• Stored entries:

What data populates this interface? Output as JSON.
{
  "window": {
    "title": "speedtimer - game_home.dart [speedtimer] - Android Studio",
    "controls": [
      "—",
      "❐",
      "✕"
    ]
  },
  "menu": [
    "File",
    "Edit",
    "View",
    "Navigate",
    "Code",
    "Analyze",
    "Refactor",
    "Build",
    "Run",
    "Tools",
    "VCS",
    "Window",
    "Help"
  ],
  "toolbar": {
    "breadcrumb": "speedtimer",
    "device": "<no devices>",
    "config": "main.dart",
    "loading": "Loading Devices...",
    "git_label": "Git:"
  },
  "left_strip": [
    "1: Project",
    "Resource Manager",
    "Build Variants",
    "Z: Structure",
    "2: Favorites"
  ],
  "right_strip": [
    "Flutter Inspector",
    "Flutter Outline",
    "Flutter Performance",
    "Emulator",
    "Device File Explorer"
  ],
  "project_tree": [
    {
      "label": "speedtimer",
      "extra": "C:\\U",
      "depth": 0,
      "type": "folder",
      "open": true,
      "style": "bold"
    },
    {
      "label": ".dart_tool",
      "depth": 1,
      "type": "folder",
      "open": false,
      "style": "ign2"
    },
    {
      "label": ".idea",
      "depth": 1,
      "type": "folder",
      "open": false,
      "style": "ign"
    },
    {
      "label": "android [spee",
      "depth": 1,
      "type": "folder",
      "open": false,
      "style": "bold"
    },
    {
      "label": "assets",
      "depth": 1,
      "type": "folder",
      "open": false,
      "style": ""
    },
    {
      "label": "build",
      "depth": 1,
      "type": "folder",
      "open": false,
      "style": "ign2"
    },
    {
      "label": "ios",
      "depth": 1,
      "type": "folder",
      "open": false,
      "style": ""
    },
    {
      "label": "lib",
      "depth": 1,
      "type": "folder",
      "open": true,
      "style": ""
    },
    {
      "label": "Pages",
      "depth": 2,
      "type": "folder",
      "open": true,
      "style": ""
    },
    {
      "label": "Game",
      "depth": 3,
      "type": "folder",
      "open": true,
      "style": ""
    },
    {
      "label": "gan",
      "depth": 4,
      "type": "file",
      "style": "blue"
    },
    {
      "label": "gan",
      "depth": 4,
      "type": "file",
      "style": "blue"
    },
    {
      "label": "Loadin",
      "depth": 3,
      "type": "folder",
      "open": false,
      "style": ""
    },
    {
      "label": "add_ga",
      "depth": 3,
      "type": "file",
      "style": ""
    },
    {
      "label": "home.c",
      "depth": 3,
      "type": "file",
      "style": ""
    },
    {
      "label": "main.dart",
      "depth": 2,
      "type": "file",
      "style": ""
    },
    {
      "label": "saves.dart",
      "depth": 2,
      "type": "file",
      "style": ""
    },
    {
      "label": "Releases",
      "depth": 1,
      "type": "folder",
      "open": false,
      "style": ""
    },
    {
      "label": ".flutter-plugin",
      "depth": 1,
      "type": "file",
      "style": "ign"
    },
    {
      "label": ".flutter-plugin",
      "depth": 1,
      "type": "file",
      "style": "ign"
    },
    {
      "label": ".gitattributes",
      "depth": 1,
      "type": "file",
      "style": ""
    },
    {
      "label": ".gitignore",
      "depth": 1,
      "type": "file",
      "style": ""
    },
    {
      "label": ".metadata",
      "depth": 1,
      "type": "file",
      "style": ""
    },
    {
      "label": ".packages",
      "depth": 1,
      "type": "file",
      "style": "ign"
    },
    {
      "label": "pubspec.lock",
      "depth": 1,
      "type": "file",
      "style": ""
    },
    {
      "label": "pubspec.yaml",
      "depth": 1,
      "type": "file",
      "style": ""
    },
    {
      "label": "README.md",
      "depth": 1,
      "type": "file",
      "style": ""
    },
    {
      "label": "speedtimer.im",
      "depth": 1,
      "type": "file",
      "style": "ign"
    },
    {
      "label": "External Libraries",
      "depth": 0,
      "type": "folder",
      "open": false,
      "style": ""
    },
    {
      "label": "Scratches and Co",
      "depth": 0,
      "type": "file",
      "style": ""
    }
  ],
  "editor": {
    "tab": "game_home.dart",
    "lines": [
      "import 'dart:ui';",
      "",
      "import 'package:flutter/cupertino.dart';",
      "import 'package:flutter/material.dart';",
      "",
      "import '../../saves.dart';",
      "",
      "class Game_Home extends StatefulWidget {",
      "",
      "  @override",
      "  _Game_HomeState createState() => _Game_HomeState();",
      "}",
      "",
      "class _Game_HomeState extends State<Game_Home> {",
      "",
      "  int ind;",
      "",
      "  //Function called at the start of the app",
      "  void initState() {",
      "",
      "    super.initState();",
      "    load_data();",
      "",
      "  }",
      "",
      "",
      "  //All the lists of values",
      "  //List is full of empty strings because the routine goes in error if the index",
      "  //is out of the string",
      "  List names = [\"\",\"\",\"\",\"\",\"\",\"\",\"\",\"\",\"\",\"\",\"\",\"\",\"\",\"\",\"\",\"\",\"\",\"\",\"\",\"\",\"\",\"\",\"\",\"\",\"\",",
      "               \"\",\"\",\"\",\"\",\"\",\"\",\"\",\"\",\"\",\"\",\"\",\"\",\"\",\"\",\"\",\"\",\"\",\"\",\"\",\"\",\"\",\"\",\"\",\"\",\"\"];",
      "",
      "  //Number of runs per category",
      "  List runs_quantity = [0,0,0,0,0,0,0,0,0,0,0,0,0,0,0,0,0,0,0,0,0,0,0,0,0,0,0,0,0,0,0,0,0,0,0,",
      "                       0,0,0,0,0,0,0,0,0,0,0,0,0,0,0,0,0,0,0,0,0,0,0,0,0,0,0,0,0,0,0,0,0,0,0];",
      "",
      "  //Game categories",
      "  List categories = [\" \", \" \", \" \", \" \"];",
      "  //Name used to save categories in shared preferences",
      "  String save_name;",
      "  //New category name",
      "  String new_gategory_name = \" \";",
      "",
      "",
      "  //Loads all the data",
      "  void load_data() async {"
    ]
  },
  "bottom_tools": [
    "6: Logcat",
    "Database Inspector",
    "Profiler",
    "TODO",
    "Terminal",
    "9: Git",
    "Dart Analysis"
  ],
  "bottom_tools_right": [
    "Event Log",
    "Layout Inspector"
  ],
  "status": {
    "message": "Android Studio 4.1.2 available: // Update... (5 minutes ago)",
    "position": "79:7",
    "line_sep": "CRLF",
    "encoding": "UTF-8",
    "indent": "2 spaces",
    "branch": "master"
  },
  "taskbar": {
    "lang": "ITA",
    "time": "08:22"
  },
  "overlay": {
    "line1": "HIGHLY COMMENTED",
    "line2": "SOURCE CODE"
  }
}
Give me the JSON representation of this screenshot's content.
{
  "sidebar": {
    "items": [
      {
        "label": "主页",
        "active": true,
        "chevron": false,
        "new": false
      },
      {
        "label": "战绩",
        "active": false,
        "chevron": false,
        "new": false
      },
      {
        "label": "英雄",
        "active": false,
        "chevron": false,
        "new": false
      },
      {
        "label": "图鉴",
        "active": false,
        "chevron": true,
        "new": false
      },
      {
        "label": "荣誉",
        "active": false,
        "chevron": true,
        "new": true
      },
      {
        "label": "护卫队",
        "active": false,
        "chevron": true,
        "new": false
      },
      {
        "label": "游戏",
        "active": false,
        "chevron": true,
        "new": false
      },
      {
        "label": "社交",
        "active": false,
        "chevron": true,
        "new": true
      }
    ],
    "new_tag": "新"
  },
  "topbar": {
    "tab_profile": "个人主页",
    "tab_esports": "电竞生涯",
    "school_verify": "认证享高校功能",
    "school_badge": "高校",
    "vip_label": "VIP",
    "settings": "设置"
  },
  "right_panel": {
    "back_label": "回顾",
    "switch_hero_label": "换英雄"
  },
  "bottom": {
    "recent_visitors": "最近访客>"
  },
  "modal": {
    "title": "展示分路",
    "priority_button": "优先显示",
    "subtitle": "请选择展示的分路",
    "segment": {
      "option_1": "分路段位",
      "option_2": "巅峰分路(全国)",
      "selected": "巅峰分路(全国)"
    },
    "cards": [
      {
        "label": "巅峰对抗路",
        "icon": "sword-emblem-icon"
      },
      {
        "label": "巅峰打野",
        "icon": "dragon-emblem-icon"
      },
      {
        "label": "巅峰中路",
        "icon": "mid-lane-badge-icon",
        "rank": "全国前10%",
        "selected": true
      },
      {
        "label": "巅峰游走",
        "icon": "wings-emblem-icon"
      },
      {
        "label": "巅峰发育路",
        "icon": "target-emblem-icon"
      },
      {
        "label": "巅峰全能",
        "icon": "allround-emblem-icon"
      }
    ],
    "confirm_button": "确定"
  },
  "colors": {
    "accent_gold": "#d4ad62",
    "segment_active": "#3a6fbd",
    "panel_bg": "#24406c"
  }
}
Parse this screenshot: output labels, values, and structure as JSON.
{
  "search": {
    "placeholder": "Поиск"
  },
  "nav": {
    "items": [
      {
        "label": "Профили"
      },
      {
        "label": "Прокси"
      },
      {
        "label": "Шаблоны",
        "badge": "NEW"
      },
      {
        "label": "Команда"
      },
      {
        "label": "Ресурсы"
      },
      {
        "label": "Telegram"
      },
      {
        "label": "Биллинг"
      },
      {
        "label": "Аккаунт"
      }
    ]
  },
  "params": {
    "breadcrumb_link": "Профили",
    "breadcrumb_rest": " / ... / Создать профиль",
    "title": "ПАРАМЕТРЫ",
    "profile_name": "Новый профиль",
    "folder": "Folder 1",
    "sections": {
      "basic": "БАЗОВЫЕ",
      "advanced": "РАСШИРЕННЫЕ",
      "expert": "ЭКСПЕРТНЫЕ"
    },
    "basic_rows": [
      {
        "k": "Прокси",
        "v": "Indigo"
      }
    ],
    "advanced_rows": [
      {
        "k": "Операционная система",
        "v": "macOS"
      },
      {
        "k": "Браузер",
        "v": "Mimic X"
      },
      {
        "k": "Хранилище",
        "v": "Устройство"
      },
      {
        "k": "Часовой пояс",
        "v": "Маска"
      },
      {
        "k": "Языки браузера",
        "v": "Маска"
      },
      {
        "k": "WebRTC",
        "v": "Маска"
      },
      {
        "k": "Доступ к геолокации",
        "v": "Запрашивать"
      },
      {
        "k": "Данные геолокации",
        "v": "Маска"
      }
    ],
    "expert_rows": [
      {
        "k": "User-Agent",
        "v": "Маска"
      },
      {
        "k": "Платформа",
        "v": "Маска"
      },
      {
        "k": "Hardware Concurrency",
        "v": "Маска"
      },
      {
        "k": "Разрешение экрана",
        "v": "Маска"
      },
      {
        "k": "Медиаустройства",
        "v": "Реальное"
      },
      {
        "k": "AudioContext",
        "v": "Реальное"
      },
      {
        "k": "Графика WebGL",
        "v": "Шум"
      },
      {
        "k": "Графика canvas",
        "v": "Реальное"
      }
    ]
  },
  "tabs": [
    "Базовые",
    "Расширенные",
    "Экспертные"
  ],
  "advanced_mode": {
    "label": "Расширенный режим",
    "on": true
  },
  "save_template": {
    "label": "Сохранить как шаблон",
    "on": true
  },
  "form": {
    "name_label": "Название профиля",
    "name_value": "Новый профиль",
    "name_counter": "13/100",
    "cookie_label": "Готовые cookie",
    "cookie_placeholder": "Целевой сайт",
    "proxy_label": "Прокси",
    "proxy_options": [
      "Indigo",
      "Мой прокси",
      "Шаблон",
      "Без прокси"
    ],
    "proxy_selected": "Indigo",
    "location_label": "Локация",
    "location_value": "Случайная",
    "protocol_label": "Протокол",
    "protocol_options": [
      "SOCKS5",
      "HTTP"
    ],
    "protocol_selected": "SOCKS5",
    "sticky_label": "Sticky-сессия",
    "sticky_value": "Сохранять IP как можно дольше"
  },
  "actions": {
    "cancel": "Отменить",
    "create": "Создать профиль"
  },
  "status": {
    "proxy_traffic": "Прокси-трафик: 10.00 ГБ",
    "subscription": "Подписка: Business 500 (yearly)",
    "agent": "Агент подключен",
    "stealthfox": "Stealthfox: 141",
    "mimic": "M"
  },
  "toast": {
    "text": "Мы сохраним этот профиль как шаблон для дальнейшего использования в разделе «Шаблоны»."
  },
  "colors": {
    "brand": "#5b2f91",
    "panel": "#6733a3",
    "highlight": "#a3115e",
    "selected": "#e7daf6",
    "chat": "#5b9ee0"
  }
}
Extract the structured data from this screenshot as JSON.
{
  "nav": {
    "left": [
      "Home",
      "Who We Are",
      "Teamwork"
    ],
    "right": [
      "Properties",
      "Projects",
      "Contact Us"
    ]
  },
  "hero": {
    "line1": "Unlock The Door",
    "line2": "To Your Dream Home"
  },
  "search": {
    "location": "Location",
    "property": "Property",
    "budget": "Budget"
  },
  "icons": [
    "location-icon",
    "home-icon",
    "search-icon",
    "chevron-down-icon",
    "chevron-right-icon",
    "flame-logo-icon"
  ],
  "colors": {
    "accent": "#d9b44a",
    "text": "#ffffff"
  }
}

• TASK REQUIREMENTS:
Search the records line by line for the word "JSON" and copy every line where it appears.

• EXPECTED ANSWER:
What data populates this interface? Output as JSON.
Give me the JSON representation of this screenshot's content.
Parse this screenshot: output labels, values, and structure as JSON.
Extract the structured data from this screenshot as JSON.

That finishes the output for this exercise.